■ **Work task**:
Identify, in the records below, every line where the string "this" appears, and copy each such line.

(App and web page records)
# # # # # # #
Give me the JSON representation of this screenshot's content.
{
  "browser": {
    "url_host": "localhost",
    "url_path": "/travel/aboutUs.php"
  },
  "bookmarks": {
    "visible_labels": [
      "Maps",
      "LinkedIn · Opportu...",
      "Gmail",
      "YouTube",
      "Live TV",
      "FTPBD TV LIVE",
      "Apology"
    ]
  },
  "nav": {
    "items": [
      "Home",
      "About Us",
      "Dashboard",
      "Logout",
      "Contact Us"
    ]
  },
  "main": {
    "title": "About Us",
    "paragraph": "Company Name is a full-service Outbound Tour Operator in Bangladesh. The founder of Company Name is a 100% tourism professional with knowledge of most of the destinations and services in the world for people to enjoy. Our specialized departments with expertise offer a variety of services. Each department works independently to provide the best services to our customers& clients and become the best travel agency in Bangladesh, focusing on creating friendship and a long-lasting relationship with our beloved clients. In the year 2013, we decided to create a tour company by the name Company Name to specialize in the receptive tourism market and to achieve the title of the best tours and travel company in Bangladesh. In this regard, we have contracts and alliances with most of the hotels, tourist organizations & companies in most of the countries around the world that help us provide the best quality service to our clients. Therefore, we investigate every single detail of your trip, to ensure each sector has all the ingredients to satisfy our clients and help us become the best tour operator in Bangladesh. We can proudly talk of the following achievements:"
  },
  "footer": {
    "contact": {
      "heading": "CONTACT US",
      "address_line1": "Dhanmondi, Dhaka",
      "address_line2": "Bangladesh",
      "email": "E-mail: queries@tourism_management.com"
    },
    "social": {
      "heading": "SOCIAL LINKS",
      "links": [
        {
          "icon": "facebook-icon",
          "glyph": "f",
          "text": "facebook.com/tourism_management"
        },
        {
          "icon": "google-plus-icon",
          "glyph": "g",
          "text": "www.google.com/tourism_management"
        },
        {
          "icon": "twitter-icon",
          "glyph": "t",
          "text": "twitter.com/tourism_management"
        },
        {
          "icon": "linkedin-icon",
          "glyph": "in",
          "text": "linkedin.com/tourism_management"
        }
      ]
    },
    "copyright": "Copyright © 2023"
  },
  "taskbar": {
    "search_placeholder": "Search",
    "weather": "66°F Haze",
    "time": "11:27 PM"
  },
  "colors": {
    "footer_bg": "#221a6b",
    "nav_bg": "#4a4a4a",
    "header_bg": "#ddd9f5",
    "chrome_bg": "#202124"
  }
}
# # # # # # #
■ **Response to the exercise**:
Give me the JSON representation of this screenshot's content.
    "paragraph": "Company Name is a full-service Outbound Tour Operator in Bangladesh. The founder of Company Name is a 100% tourism professional with knowledge of most of the destinations and services in the world for people to enjoy. Our specialized departments with expertise offer a variety of services. Each department works independently to provide the best services to our customers& clients and become the best travel agency in Bangladesh, focusing on creating friendship and a long-lasting relationship with our beloved clients. In the year 2013, we decided to create a tour company by the name Company Name to specialize in the receptive tourism market and to achieve the title of the best tours and travel company in Bangladesh. In this regard, we have contracts and alliances with most of the hotels, tourist organizations & companies in most of the countries around the world that help us provide the best quality service to our clients. Therefore, we investigate every single detail of your trip, to ensure each sector has all the ingredients to satisfy our clients and help us become the best tour operator in Bangladesh. We can proudly talk of the following achievements:"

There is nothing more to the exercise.